Article  Google Scholar 
Simon, H.A. On a class of skew distribution functions. Biometrika 42, 425–440 (1955).
Article  Google Scholar 
Merton, R. K. The Matthew effect in science. Science 159, 56–63 (1968).
Article  CAS  PubMed  Google Scholar 
Barabási, A.-L. & Albert, R. Emergence of scaling in random networks. Science 286, 509–512 (1999).
Article  PubMed  Google Scholar 
Salganik, M. J., Dodds, P. S. & Watts, D. J. Experimental study of inequality and unpredictability in an artificial cultural market. Science 311, 854–856 (2006).
Article  CAS  PubMed  Google Scholar 
Van de Rijt, A. Self-correcting dynamics in social influence processes. Am. J. Sociol. 124, 1468–1495 (2019).
Article  Google Scholar 
Berry, G. & Taylor, S. J. Discussion quality diffuses in the digital public square. In Proc. 26th International Conference on World Wide Web 1371–1380 (ACM, 2017); https://doi.org/10.1145/3038912.3052666
Taylor, S. J. & Eckles, D. in Complex Spreading Phenomena in Social Systems (eds Lehmann, S. & Ahn, Y. Y.) 289–322 (Springer, 2018); https://doi.org/10.1007/978-3-319-77332-2_16
Sun, T. & Taylor, S. J. Displaying things in common to encourage friendship formation: a large randomized field experiment. Quant. Mark. Econ. 18, 237–271 (2020).
Article  Google Scholar 
Download references
We thank members of the MIT Initiative on the Digital Economy for valuable feedback. L.M. acknowledges support from the Israel Science Foundation (Grant 2566/21) and the David Goldman Data-Driven Innovation Research Centre for supporting this research. The authors received no specific funding for this work.
Independent Researcher, Oakland, CA, USA
Sean J. Taylor
The Hebrew University Business School, Hebrew University of Jerusalem, Jerusalem, Israel
Lev Muchnik
Microsoft Research, Herzliya, Israel
Lev Muchnik
MIT Sloan School of Management, Cambridge, MA, USA
Madhav Kumar & Sinan Aral
You can also search for this author in PubMed Google Scholar
You can also search for this author in PubMed Google Scholar
You can also search for this author in PubMed Google Scholar
You can also search for this author in PubMed Google Scholar
S.J.T., L.M. and S.A. performed the research design and data analysis. S.J.T., M.K. and S.A. did the writing.
Correspondence to Sinan Aral.
The authors declare no competing interests.
Nature Human Behaviour thanks Johan Ugander, Marijn Keijzer and the other, anonymous, reviewer(s) for their contribution to the peer review of this work.
Publisher’s note Springer Nature remains neutral with regard to jurisdictional claims in published maps and institutional affiliations.
Supplementary Sections A.1–A.7, Figs. B3–B7 and Tables C3–C5.
Springer Nature or its licensor (e.g. a society or other partner) holds exclusive rights to this article under a publishing agreement with the author(s) or other rightsholder(s); author self-archiving of the accepted manuscript version of this article is solely governed by the terms of such publishing agreement and applicable law.
Reprints and Permissions
Taylor, S.J., Muchnik, L., Kumar, M. et al. Identity effects in social media. Nat Hum Behav (2022). https://doi.org/10.1038/s41562-022-01459-8
Download citation
Received:
Accepted:
Published:
DOI: https://doi.org/10.1038/s41562-022-01459-8
Anyone you share the following link with will be able to read this content:
Sorry, a shareable link is not currently available for this article.

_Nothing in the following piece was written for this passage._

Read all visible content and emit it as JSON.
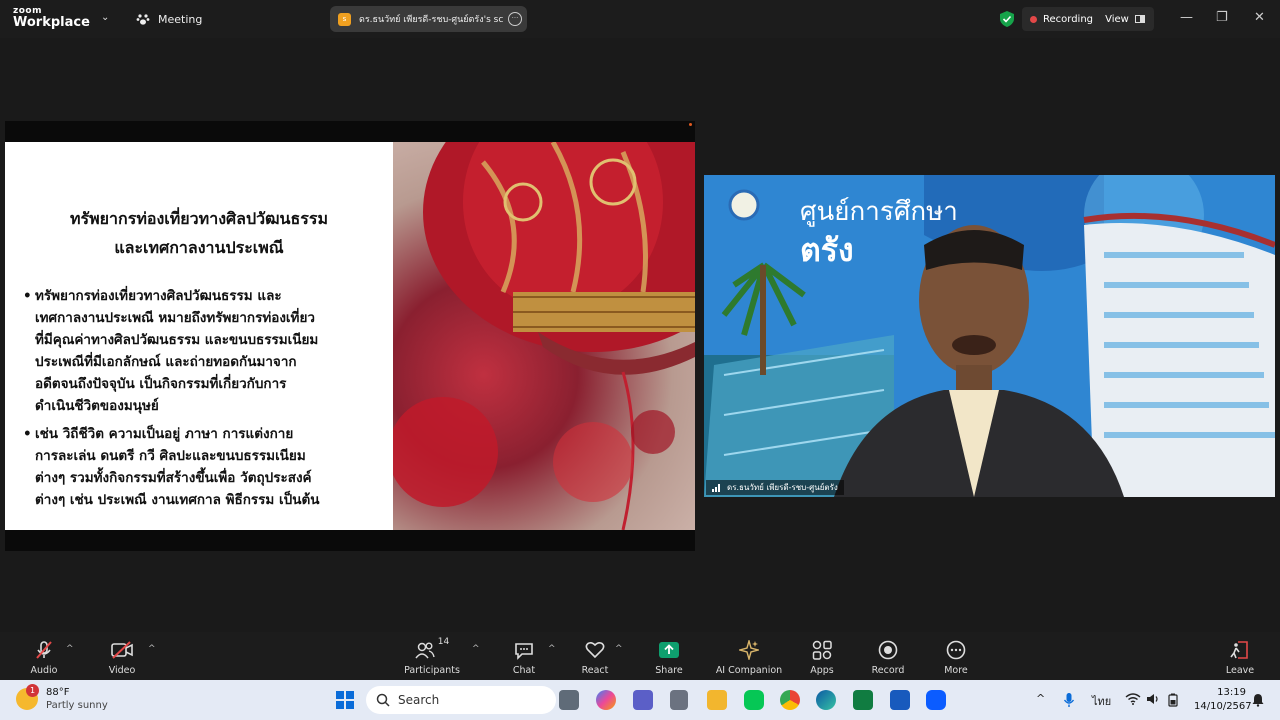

Provided by the Springer Nature SharedIt content-sharing initiative

Advertisement
Nature Human Behaviour (Nat Hum Behav) ISSN 2397-3374 (online)
© 2022 Springer Nature Limited
Sign up for the Nature Briefing newsletter — what matters in science, free to your inbox daily.

source

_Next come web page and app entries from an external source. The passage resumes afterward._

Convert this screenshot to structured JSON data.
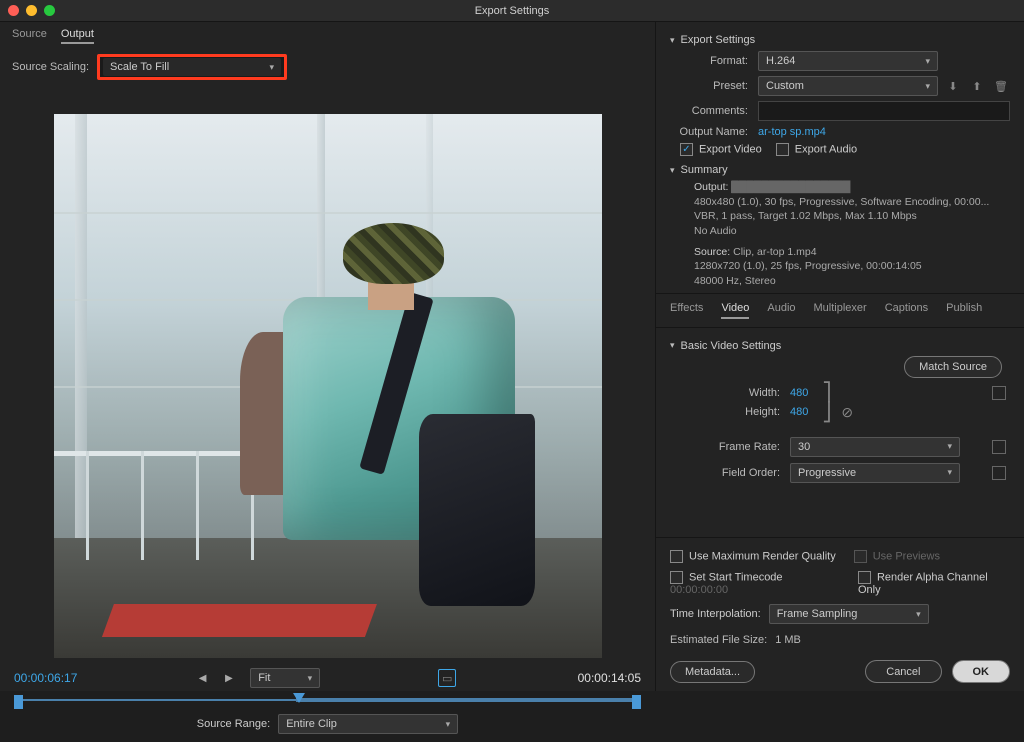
{
  "window": {
    "title": "Export Settings"
  },
  "left": {
    "tabs": {
      "source": "Source",
      "output": "Output"
    },
    "source_scaling_label": "Source Scaling:",
    "source_scaling_value": "Scale To Fill",
    "current_tc": "00:00:06:17",
    "duration_tc": "00:00:14:05",
    "fit_label": "Fit",
    "source_range_label": "Source Range:",
    "source_range_value": "Entire Clip"
  },
  "export": {
    "header": "Export Settings",
    "format_label": "Format:",
    "format_value": "H.264",
    "preset_label": "Preset:",
    "preset_value": "Custom",
    "comments_label": "Comments:",
    "output_name_label": "Output Name:",
    "output_name_value": "ar-top sp.mp4",
    "export_video": "Export Video",
    "export_audio": "Export Audio"
  },
  "summary": {
    "header": "Summary",
    "output_label": "Output:",
    "output_line1": "480x480 (1.0), 30 fps, Progressive, Software Encoding, 00:00...",
    "output_line2": "VBR, 1 pass, Target 1.02 Mbps, Max 1.10 Mbps",
    "output_line3": "No Audio",
    "source_label": "Source:",
    "source_line0": "Clip, ar-top 1.mp4",
    "source_line1": "1280x720 (1.0), 25 fps, Progressive, 00:00:14:05",
    "source_line2": "48000 Hz, Stereo"
  },
  "tabs": {
    "effects": "Effects",
    "video": "Video",
    "audio": "Audio",
    "multiplexer": "Multiplexer",
    "captions": "Captions",
    "publish": "Publish"
  },
  "bvs": {
    "header": "Basic Video Settings",
    "match_source": "Match Source",
    "width_label": "Width:",
    "width_value": "480",
    "height_label": "Height:",
    "height_value": "480",
    "frame_rate_label": "Frame Rate:",
    "frame_rate_value": "30",
    "field_order_label": "Field Order:",
    "field_order_value": "Progressive"
  },
  "bottom": {
    "use_max_quality": "Use Maximum Render Quality",
    "use_previews": "Use Previews",
    "start_tc_label": "Set Start Timecode",
    "start_tc_value": "00:00:00:00",
    "render_alpha": "Render Alpha Channel Only",
    "time_interp_label": "Time Interpolation:",
    "time_interp_value": "Frame Sampling",
    "est_label": "Estimated File Size:",
    "est_value": "1 MB",
    "metadata": "Metadata...",
    "cancel": "Cancel",
    "ok": "OK"
  }
}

Hire me on the World’s Leading Online Marketplace Freelancer.com to design your website. Additional services like- graphic design, virtual assistance, SEO, Data entry, etc are available. Click on This Link to start your project

Write a comment